§ **Activity**: An identical reprint of the entire listing below is expected.

§ **Recorded information**:
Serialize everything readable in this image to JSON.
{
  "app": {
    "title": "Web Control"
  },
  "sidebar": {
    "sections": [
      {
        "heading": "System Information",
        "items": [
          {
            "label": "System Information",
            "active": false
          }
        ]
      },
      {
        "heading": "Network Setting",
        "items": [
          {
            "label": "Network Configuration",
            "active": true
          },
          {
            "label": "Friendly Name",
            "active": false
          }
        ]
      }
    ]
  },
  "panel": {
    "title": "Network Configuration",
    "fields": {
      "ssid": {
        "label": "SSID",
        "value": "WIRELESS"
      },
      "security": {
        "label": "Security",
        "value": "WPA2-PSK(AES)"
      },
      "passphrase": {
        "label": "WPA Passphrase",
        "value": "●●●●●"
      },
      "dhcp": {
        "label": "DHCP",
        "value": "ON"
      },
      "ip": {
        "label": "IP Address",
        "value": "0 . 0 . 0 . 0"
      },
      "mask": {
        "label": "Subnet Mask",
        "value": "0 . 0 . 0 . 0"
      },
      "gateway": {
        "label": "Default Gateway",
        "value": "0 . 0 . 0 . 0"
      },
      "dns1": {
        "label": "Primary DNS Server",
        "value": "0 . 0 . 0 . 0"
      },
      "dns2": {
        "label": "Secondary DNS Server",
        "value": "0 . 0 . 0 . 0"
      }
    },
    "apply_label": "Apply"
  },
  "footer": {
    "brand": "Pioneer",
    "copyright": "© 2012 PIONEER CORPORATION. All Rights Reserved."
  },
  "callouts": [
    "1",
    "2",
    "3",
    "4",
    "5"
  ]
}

§ **Solution**:
Serialize everything readable in this image to JSON.
{
  "app": {
    "title": "Web Control"
  },
  "sidebar": {
    "sections": [
      {
        "heading": "System Information",
        "items": [
          {
            "label": "System Information",
            "active": false
          }
        ]
      },
      {
        "heading": "Network Setting",
        "items": [
          {
            "label": "Network Configuration",
            "active": true
          },
          {
            "label": "Friendly Name",
            "active": false
          }
        ]
      }
    ]
  },
  "panel": {
    "title": "Network Configuration",
    "fields": {
      "ssid": {
        "label": "SSID",
        "value": "WIRELESS"
      },
      "security": {
        "label": "Security",
        "value": "WPA2-PSK(AES)"
      },
      "passphrase": {
        "label": "WPA Passphrase",
        "value": "●●●●●"
      },
      "dhcp": {
        "label": "DHCP",
        "value": "ON"
      },
      "ip": {
        "label": "IP Address",
        "value": "0 . 0 . 0 . 0"
      },
      "mask": {
        "label": "Subnet Mask",
        "value": "0 . 0 . 0 . 0"
      },
      "gateway": {
        "label": "Default Gateway",
        "value": "0 . 0 . 0 . 0"
      },
      "dns1": {
        "label": "Primary DNS Server",
        "value": "0 . 0 . 0 . 0"
      },
      "dns2": {
        "label": "Secondary DNS Server",
        "value": "0 . 0 . 0 . 0"
      }
    },
    "apply_label": "Apply"
  },
  "footer": {
    "brand": "Pioneer",
    "copyright": "© 2012 PIONEER CORPORATION. All Rights Reserved."
  },
  "callouts": [
    "1",
    "2",
    "3",
    "4",
    "5"
  ]
}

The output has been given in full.